Also, you may recall the global response on social media to the Paris attacks [of November 2015]. Compare that to some of the reactions people had to a terrorist attack in an impoverished country in Africa. You didn’t see everybody suddenly changing their Facebook accounts when an attack happened in Africa, but many people did after the Paris attacks. When I can identify with the victims, it’s easier to empathize with them.

Therefore it’s important that local churches help bring attention to these events. I’m grateful that my home church readily prays for major events, from the refugee crisis to current disasters.

Not all aid helps. How can we avoid useless or harmful attempts?
There are definitely right ways and wrong ways to help. When an event first happens, resist that urge to self-deploy. I’ve had friends who literally packed up the pickup and drove hundreds of miles to help. Even though their heart is in the right place, they’re more likely to cause harm doing that. Don’t be an SUV – a Spontaneous, Unaffiliated Volunteer. If you’re not connected to a proper organization, you’re going to need your own resources – food, a place to stay – which may mean you’re taking food and shelter from someone who needs it.

Respond first with prayer, giving donations and supporting relief organizations like World Renew by listening to what they say they need. World Renew issues volunteer opportunities, ways you can get involved. That’s the best way to do it. There will be times you can go, but it needs to be through the proper channels.

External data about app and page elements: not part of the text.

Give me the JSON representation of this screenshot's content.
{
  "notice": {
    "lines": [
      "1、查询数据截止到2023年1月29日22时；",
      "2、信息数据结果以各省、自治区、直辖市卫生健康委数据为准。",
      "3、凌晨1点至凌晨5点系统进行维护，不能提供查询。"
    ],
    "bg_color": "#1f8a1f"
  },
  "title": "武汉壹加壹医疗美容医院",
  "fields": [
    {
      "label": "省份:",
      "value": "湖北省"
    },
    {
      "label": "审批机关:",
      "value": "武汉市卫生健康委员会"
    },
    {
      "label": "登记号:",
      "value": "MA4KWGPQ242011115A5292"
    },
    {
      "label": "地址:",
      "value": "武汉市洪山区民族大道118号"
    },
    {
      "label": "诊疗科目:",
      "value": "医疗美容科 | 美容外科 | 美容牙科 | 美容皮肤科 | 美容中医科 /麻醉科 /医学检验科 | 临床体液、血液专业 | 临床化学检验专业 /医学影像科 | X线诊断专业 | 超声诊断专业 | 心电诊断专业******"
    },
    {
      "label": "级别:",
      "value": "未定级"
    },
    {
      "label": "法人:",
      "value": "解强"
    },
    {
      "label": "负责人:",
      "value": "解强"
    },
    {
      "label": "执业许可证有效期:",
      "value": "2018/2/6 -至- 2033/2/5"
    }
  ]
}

“Our life is one long process of mutual aid,” author David Dark says, “and what a relief it is when people act on this knowledge.” Does that resonate with you?
One of the things that I often share with people is that it takes a community to recover. I’ve seen this in terms of large-scale, mass disasters, but on a more personal level when I was going through my own cancer disaster, I remember early on my college president asking how I was doing. I shared with him that I was struggling with accepting help – I’m the type of person that likes to help people, but it’s hard for me to accept help. And he said, “Jamie, we’re all the type of people that need help.”

I think if we can own that we all are hurting, whether a mass disaster or personal disaster, then that pain can actually unite rather than divide us, and we’ll be much stronger together.

You visit devastated communities and countries. What brings you hope?
I’d like to respond to that on two different levels. I tend to be an optimistic person, so I do look for the best in situations. I’m a Stage 4 cancer survivor, two years in remission. What I’ve seen in my work professionally as a Disaster Psychologist as well as from what I’ve learned in going through my own personal disaster – there’s a difference between optimism and hope. As Christians, we have an eternal hope. Even though we live in world that is broken, where there’s pain and suffering, I know that God will be there with us through that pain. We may not always get answers to our “Why?” questions, but God will give us himself – he will be with us through that pain and suffering. That’s where my hope comes from.

The other part is that I remember interviewing survivors after Hurricane Katrina. I’ll never forget this one person who shared with me that “I saw God in the people in my community. I saw God in the people driving the vans down with supplies. I saw God working in the soup kitchen.”

In times of disaster, God is working through his people. It’s almost overwhelming at times, to see God’s grace extended to those who need it most.

We think about disasters revealing the worst, be it nature or even human nature. But on the ground, I’ve been very fortunate to see the best of people come to the surface.